Before Friday’s ceremony, a nationwide two-minute silence was held. The call to prayer was broadcast on national television and radio stations.
“This shooting has united us together, as one,” Boztas, who is wheelchair-bound after being shot in his leg, told Al Jazeera from the front row of Saturday’s vigil. “It takes time to recover … [but] I’m glad to be here.”
About 50 people were injured in the attack, 24 of whom are still being treated in a Christchurch hospital. Four people remain in critical condition.
A four-year-old girl is being treated in Auckland. Her condition has been described as “critical but stable” by local media.
‘The world is watching what we do next’

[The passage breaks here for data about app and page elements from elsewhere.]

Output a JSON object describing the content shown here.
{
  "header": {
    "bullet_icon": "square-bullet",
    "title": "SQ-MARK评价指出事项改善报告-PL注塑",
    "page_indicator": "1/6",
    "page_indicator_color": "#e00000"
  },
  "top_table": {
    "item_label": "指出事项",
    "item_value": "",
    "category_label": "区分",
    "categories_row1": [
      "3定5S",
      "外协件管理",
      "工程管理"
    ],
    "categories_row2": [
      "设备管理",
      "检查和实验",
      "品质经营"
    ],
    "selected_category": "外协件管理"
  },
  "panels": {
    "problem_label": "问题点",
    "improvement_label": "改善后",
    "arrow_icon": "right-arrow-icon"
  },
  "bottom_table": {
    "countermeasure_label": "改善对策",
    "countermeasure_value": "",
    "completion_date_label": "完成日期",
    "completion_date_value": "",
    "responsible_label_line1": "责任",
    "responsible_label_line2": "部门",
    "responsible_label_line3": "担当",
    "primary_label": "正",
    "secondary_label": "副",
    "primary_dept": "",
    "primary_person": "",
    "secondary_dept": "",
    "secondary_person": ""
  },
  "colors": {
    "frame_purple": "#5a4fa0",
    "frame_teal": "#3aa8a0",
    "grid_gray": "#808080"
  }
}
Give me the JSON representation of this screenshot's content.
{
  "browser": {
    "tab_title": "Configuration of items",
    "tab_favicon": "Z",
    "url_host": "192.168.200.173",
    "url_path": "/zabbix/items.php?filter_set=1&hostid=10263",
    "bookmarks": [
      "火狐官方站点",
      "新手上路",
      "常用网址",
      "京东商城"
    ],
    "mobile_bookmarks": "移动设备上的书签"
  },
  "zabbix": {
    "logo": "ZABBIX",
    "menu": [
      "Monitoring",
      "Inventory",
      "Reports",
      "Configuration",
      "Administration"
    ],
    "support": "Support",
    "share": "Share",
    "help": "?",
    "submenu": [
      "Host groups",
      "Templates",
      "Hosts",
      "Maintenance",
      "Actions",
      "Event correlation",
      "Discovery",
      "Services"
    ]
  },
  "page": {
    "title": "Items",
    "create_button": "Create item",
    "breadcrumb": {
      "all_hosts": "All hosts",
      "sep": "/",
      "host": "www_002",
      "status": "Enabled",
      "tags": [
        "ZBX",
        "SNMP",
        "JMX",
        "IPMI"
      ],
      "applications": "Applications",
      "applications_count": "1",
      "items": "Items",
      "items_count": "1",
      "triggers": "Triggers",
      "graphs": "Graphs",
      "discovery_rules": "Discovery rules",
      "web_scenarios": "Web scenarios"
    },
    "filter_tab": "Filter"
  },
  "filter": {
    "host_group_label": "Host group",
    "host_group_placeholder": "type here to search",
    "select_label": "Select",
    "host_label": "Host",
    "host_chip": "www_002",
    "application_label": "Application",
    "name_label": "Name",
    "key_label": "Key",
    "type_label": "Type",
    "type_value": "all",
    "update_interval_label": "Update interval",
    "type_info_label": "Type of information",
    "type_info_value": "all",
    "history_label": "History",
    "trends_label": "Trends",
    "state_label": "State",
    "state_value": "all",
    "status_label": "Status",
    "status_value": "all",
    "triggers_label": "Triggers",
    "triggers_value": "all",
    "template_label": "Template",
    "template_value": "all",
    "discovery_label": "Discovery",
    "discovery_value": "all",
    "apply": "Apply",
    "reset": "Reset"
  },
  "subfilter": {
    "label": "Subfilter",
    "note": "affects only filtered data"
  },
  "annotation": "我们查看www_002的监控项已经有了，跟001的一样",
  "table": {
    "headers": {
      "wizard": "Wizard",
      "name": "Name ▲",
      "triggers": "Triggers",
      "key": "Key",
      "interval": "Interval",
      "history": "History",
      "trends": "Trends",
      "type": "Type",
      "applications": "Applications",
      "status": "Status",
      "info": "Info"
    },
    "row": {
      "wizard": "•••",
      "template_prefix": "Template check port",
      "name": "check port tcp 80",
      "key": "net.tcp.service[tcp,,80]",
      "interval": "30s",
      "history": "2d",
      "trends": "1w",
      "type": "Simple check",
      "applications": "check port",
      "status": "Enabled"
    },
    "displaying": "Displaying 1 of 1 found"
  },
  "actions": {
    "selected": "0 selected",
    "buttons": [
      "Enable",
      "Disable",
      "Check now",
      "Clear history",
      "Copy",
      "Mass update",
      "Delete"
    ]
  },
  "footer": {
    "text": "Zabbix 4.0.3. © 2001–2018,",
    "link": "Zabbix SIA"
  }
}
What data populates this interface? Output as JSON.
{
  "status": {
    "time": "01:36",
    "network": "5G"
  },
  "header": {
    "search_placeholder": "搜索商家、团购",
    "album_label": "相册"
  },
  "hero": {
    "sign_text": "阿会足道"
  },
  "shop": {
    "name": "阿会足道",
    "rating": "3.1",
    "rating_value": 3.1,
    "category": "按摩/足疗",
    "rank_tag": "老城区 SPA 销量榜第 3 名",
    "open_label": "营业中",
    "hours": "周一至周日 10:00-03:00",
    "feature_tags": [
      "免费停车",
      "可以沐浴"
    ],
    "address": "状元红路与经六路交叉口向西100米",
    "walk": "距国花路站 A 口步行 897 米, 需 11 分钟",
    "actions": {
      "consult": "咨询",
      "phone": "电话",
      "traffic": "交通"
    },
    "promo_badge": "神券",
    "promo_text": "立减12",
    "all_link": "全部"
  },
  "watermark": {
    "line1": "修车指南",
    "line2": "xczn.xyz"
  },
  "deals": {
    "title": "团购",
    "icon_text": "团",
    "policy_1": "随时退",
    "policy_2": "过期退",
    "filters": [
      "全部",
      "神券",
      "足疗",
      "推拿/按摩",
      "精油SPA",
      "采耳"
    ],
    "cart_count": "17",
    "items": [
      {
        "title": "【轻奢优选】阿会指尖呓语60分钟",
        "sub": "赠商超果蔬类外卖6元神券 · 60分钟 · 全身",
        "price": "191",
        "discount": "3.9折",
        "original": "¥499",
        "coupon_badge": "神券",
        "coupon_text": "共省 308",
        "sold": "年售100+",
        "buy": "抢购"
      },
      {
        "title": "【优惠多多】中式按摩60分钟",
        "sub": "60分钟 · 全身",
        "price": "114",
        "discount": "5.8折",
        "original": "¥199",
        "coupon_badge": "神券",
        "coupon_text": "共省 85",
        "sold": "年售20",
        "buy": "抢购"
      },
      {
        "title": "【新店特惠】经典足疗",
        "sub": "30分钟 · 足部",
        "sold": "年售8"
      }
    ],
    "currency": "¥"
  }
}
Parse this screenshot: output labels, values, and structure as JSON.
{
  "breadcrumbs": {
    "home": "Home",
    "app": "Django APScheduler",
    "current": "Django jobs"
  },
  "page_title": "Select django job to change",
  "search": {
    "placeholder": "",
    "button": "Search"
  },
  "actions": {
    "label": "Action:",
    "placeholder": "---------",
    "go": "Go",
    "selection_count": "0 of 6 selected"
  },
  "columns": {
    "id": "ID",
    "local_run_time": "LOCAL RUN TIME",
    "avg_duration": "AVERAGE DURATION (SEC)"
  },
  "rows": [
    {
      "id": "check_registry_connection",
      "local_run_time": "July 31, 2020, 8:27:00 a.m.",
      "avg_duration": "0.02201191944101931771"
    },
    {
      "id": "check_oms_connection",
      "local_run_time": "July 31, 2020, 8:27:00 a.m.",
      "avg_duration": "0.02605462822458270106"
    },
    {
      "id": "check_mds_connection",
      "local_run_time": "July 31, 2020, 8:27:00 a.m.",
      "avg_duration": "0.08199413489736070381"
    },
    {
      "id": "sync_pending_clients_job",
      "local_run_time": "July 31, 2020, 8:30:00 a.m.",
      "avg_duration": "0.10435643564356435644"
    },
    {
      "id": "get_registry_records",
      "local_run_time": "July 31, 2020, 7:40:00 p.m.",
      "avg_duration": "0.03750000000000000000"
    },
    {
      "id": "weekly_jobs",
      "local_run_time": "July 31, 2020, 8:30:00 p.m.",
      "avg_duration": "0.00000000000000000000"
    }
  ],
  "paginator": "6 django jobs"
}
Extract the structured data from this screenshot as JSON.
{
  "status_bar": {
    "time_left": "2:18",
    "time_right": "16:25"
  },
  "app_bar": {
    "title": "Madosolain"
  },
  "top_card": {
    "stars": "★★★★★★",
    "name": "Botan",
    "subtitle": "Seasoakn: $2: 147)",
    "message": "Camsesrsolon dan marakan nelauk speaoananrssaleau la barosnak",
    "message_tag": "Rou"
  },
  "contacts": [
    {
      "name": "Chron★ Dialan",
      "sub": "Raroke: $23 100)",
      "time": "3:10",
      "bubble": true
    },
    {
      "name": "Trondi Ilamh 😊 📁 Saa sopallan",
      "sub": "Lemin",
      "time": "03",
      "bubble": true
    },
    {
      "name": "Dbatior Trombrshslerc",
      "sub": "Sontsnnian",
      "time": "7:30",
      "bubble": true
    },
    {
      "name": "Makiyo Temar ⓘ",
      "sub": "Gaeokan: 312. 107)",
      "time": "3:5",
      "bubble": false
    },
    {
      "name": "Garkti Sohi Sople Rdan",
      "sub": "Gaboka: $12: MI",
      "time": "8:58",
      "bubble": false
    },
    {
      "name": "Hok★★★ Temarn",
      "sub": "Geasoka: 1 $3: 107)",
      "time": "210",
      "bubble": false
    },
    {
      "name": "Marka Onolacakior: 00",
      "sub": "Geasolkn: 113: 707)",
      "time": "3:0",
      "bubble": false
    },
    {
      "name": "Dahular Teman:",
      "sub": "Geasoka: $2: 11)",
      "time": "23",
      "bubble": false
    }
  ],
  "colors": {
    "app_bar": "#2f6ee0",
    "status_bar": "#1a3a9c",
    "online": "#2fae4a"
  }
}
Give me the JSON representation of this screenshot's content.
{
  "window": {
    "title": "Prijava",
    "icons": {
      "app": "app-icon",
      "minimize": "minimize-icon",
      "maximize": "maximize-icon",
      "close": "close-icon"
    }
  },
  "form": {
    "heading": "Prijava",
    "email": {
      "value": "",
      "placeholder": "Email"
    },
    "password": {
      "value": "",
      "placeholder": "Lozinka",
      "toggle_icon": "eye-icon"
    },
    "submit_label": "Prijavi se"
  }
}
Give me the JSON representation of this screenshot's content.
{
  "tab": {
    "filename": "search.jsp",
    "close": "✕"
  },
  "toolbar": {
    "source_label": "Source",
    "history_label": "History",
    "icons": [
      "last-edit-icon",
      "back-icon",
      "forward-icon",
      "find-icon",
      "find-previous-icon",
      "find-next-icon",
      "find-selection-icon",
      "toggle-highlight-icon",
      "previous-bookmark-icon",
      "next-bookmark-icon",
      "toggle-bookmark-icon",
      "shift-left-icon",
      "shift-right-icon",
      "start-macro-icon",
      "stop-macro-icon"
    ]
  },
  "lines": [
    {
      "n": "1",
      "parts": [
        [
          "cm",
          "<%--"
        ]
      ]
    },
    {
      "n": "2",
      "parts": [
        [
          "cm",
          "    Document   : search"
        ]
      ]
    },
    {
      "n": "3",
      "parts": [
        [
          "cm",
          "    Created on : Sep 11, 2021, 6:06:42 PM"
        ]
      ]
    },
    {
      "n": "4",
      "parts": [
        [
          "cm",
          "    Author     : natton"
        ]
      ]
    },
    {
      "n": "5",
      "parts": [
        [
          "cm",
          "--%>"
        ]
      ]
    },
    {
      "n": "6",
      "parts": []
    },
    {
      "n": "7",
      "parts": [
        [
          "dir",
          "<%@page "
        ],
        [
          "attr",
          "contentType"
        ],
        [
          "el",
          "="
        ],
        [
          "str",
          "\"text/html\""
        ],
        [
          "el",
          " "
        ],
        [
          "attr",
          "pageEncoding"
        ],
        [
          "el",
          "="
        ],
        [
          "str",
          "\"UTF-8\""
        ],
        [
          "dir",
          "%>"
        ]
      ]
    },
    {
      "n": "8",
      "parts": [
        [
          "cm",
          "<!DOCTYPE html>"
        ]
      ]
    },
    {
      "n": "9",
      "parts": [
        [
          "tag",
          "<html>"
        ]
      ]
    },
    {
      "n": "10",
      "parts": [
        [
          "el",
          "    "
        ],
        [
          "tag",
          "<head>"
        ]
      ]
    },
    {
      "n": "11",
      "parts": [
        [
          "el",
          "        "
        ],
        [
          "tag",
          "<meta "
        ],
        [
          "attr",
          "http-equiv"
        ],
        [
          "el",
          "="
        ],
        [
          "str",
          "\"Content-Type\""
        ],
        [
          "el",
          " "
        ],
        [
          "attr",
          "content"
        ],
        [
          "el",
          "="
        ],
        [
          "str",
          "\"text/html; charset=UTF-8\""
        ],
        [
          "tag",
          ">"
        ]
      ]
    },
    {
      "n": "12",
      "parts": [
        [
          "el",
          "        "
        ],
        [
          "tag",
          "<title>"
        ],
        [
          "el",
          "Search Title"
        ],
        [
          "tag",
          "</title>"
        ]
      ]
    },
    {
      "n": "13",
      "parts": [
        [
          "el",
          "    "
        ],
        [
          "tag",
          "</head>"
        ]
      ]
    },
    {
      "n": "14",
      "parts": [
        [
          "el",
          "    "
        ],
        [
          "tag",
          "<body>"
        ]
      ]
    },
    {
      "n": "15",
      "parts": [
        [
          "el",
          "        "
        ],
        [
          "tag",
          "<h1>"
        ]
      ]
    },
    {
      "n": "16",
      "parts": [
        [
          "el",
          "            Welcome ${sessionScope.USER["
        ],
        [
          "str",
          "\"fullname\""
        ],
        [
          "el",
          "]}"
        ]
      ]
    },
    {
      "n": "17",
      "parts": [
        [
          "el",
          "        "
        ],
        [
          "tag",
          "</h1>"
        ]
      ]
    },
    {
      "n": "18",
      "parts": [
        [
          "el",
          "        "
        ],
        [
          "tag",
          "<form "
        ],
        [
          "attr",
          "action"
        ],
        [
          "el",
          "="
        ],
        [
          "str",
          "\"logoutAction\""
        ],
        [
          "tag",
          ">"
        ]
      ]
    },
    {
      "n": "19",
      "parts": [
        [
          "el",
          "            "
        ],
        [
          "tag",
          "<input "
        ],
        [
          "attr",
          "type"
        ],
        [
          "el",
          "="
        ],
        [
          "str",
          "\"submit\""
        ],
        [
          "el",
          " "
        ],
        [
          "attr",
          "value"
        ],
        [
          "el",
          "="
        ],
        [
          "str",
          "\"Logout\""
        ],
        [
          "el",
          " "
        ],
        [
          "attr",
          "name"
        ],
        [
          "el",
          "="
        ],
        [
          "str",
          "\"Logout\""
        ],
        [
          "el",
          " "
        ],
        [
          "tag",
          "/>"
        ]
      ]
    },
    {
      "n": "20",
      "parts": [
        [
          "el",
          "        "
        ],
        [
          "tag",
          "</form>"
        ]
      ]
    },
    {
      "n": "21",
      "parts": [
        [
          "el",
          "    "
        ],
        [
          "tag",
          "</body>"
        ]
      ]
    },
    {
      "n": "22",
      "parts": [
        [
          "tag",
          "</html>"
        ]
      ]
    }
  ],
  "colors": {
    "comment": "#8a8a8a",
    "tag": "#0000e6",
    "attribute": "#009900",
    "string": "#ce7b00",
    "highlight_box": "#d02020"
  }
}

Glenda Joy, whose Muslim partner lost several friends in the massacre, said life would never be normal again for people directly affected by the shootings.
“The shock for him is wearing off and now he is just very quiet, he’s trying to process it and that is going to take a long time,” said Joy, one of several women who wore a headscarf in solidarity.
New Zealand needed greater education about Islam, she said as she called on people to address “everyday racism” against minorities.
Activists, academics and Muslim leaders have described how the community is vilified in the media, and cited a lack of knowledge about the faith and its associated customs.
Other non-white communities, including the indigenous Maori minority, are also discriminated against.
Sam Brosnahan, president of the New Zealand-based University of Canterbury’s student association, said New Zealanders needed to use the current wave of compassion and adopt long-term responses to end racism.
“The world has watched in wonder at how we have all responded,” he said.
“But the world is also watching what we do next, so let’s show them the Aotearoa the world needs,” he added, using the Maori name for New Zealand.
An official national remembrance service would be held on March 29, Ardern has said.
“The service will be a chance to once again show that New Zealanders are compassionate, inclusive and diverse, and that we will protect those values,” she said in a statement.
Muslim leaders and the prime minister have rallied against racism and Islamophobia in New Zealand and the rest of the world.
Al Noor mosque imam Gamal Fouda, who survived the March 15 attack, told attendees at Friday’s ceremony in Christchurch that “Islamophobia kills” and the mosque shootings had not “come overnight”.
“It [the attack] was the result of the anti-Islamic and anti-Muslim rhetoric of some political leaders, media agencies and others,” Fouda said.
“Last week’s event is proof and evidence to the entire world that terrorism has no colour, has no race, and has no religion,” he added.
“The rise of white supremacy and right-wing extremism is a great global threat to mankind and this must end now.”
Tarrant, who describes himself as a white supremacist, is expected to appear in court on April 5.
He was charged with one count of murder during an earlier hearing, on March 16, though police later admitted that the person in question had been wrongly declared dead.
He is expected to face more charges of murder during next month’s hearing, in which he is set to represent himself.